- Shiitake mushrooms can be one of the most sustainable foods in your diet! While the majority of shiitake mushrooms produced worldwide have been grown on sawdust block in a non-natural setting, it is fully possible for shiitake mushrooms to be produced on natural hardwood logs in a forest setting. This approach to shiitake mushroom production is called "forest farming" and it has become an especially popular way of growing shiitake mushrooms in the U.S, where there are now more than 200 shiitake mushroom growers. Unfortunately, forest farming is not a requirement for organic certification of shiitake mushrooms. However, all of the plant crop standards in the National Organics Program regulations apply to shiitake mushroom production, and so the combination of these two features—certified organic shiitake mushrooms that have also been forest farmed—can make a great food choice in terms of sustainable agriculture. Just look for the USDA's organic logo on your shiitake mushrooms to determine if they are certified organic. Then check for information about forest farming on the packaging. If no information is provided, there is a good chance that your shiitake mushrooms were not forest farmed. For this reason, we encourage you to ask your store staff or contact the product manufacturer to determine if your shiitake mushrooms were grown on hardwood logs in a natural forest environment.

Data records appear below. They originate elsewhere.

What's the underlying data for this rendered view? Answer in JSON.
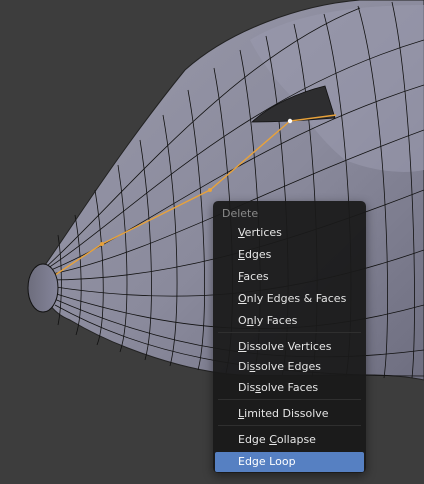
{
  "delete_menu": {
    "title": "Delete",
    "items": [
      {
        "id": "vertices",
        "pre": "",
        "key": "V",
        "post": "ertices",
        "label": "Vertices"
      },
      {
        "id": "edges",
        "pre": "",
        "key": "E",
        "post": "dges",
        "label": "Edges"
      },
      {
        "id": "faces",
        "pre": "",
        "key": "F",
        "post": "aces",
        "label": "Faces"
      },
      {
        "id": "only-edges-faces",
        "pre": "",
        "key": "O",
        "post": "nly Edges & Faces",
        "label": "Only Edges & Faces"
      },
      {
        "id": "only-faces",
        "pre": "O",
        "key": "n",
        "post": "ly Faces",
        "label": "Only Faces"
      },
      {
        "id": "dissolve-vertices",
        "pre": "",
        "key": "D",
        "post": "issolve Vertices",
        "label": "Dissolve Vertices"
      },
      {
        "id": "dissolve-edges",
        "pre": "Di",
        "key": "s",
        "post": "solve Edges",
        "label": "Dissolve Edges"
      },
      {
        "id": "dissolve-faces",
        "pre": "Dis",
        "key": "s",
        "post": "olve Faces",
        "label": "Dissolve Faces"
      },
      {
        "id": "limited-dissolve",
        "pre": "",
        "key": "L",
        "post": "imited Dissolve",
        "label": "Limited Dissolve"
      },
      {
        "id": "edge-collapse",
        "pre": "Edge ",
        "key": "C",
        "post": "ollapse",
        "label": "Edge Collapse"
      },
      {
        "id": "edge-loop",
        "pre": "Edge Loop",
        "key": "",
        "post": "",
        "label": "Edge Loop",
        "active": true
      }
    ]
  },
  "colors": {
    "viewport_background": "#3d3d3d",
    "mesh_face": "#8a8a9c",
    "mesh_wire": "#000000",
    "selected_edge": "#e8a23a",
    "menu_background": "#1a1a1a",
    "menu_highlight": "#5680c2",
    "menu_text": "#e6e6e6",
    "menu_title_text": "#8a8a8a"
  }
}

People do not usually consider including mushrooms as part of their meals for their nutritional content. However, shiitake mushrooms are rich in B vitamins—they are an excellent of pantothenic acid, a very good source of vitamin B2, and a good source of vitamin B6, niacin, choline, and folate. Additionally, they are concentrated in minerals, being an excellent source of selenium and copper, a very good source of zinc, and a good source of manganese. They are also a good source of vitamin D (in the D2 form) and dietary fiber. They also provide a wide variety of unique phytonutrients.